US20090230059 *Mar 6, 2009Sep 17, 2009Mcguire DennisEnhanced water treatment for reclamation of waste fluids and increased efficiency treatment of potable waters
US20100193448 *Apr 19, 2010Aug 5, 2010Mcguire DennisEnhanced water treatment for reclamation of waste fluids and increased efficiency treatment of potable waters
US20100224495 *Mar 9, 2010Sep 9, 2010Mcguire DennisReal-time processing of water for hydraulic fracture treatments using a transportable frac tank
US20100320147 *Apr 23, 2010Dec 23, 2010Mcguire DennisReactor tank
US20110084031 *Apr 14, 2011Xogen Technologies Inc.Treatment of a waste stream through production and utilization of oxyhydrogen gas
US20110186526 *Aug 4, 2011Mcguire DennisTransportable reactor tank
US20110233143 *Sep 29, 2011Mcguire DennisMobile flowback water treatment system
WO2012103507A1 *Jan 27, 2012Aug 2, 2012Advanced Guard ConservationSystem for removing chemicals from a working fluid, and methods related to the same
Classifications
U.S. Classification205/756, 210/704, 376/316
International ClassificationB03D1/14, C02F1/465, C02F1/463

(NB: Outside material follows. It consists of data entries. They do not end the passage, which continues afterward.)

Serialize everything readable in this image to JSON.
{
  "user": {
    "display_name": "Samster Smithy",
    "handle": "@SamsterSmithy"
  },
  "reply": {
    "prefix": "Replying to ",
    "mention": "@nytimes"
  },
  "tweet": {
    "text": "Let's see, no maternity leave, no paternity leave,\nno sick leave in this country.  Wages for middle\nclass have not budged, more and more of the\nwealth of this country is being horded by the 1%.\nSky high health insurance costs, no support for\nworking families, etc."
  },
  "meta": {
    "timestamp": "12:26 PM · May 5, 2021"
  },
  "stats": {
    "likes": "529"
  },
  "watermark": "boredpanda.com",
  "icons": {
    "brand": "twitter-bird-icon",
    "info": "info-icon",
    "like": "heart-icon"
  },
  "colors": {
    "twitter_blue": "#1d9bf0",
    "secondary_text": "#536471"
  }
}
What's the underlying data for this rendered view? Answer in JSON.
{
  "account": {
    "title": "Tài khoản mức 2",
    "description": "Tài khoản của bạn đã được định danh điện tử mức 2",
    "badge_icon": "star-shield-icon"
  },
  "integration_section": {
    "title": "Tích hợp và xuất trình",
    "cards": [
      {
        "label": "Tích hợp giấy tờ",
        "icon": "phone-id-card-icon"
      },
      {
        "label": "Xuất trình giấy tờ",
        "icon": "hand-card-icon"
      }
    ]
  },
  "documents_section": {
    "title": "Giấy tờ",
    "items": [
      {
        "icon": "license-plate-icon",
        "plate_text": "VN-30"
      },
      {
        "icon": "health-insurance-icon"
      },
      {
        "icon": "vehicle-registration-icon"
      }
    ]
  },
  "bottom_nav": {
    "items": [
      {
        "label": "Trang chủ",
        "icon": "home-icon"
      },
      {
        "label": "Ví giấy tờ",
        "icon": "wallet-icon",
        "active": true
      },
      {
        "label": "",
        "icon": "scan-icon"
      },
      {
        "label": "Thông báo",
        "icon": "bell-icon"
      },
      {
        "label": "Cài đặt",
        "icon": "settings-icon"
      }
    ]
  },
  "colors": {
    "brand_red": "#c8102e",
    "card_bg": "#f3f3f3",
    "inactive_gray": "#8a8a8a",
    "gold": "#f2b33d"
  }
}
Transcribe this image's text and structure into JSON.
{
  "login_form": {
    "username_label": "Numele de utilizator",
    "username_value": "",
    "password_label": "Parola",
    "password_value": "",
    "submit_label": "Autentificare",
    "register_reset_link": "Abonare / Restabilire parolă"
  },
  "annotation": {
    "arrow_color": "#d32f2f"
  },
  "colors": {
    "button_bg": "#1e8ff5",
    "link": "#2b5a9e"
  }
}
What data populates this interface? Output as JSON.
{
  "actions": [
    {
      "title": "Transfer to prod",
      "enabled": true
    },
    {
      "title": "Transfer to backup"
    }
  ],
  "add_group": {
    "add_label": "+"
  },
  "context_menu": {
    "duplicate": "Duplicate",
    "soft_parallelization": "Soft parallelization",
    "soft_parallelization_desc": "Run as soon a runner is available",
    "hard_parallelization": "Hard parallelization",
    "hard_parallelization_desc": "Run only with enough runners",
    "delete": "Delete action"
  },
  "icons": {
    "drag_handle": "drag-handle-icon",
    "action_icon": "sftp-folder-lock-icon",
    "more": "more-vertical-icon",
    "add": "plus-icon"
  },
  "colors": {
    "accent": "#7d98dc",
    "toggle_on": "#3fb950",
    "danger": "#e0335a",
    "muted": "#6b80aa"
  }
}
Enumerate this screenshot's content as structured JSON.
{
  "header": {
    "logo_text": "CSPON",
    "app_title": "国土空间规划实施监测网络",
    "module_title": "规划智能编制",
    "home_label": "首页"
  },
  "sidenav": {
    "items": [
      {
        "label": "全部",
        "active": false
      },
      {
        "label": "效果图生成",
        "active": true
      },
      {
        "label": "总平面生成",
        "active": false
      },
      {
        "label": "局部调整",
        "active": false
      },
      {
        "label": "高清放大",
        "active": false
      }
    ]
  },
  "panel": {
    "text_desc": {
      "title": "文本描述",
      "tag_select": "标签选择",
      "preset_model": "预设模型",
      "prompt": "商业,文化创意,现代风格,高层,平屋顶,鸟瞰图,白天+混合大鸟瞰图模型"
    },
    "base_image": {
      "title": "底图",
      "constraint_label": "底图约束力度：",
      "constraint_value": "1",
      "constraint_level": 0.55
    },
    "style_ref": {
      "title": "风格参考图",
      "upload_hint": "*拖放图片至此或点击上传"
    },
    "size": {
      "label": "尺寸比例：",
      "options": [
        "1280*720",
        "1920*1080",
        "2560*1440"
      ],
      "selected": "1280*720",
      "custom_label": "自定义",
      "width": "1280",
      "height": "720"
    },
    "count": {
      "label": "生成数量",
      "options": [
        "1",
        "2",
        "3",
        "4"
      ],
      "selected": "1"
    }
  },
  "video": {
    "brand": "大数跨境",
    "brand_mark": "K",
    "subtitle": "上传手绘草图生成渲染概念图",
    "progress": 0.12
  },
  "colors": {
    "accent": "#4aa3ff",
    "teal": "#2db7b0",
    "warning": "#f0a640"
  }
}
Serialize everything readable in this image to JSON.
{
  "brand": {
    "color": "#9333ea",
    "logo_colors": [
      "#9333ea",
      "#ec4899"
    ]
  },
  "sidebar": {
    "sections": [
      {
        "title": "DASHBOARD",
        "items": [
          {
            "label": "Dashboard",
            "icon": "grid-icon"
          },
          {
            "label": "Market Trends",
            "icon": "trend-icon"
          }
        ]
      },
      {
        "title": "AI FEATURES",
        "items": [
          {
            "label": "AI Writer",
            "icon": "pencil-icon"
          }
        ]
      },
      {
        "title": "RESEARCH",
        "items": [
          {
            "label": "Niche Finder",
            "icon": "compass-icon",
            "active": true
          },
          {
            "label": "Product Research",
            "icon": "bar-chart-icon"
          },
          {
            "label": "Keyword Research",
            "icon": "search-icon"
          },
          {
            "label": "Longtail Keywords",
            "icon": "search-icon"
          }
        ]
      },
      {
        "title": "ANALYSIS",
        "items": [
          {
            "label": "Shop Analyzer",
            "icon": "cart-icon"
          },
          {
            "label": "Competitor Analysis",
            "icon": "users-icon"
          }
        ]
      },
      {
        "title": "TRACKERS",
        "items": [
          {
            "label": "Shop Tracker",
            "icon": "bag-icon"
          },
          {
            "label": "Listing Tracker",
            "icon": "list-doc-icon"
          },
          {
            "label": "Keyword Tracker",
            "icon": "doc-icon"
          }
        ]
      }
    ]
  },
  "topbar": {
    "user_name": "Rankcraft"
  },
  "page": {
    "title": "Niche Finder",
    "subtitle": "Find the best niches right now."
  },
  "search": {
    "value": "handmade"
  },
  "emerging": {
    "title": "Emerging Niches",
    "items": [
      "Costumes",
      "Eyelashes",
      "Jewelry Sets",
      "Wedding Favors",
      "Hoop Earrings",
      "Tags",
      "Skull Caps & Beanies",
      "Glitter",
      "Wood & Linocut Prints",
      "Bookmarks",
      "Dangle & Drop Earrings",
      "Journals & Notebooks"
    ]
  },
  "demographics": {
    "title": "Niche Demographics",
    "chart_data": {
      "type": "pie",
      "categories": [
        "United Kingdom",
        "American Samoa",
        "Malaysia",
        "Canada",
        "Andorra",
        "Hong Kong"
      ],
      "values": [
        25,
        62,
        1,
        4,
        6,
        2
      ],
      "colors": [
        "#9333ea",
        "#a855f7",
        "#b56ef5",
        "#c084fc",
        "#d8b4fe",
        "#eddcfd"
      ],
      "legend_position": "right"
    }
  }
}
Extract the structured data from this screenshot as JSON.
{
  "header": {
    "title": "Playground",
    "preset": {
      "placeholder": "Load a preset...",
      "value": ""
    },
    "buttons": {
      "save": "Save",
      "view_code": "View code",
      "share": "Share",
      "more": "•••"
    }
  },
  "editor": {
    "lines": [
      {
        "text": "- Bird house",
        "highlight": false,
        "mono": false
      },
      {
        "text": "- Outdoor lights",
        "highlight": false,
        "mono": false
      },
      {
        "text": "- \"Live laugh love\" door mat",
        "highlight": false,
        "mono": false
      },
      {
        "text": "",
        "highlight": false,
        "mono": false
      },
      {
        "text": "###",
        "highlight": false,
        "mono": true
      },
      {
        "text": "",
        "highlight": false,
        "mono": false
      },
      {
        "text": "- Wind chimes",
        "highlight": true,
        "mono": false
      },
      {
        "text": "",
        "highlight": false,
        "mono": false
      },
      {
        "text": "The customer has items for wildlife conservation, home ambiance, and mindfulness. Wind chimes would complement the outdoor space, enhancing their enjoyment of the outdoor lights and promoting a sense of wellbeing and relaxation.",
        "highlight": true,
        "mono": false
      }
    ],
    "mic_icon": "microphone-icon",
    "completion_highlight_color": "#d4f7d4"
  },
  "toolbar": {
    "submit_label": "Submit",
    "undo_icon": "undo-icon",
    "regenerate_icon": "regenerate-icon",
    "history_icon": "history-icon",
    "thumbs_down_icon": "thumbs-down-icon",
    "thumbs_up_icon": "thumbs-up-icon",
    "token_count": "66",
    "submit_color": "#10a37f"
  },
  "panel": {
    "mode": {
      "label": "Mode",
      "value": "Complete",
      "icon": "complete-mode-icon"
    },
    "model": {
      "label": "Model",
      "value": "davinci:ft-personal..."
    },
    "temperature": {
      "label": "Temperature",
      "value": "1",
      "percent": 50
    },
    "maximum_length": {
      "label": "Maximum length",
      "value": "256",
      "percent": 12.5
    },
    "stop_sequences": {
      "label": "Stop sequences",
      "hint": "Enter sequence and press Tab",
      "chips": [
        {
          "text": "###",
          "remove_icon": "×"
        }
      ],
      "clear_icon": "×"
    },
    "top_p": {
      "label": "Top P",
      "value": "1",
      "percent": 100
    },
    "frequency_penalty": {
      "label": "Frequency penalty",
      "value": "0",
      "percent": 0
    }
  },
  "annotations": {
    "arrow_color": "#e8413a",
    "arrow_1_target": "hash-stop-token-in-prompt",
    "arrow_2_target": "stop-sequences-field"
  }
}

Cooperative ClassificationB03D1/1431, C02F2101/22, C02F2103/023, C02F1/463, C02F1/465, B03D1/1437
European ClassificationB03D1/14E, C02F1/465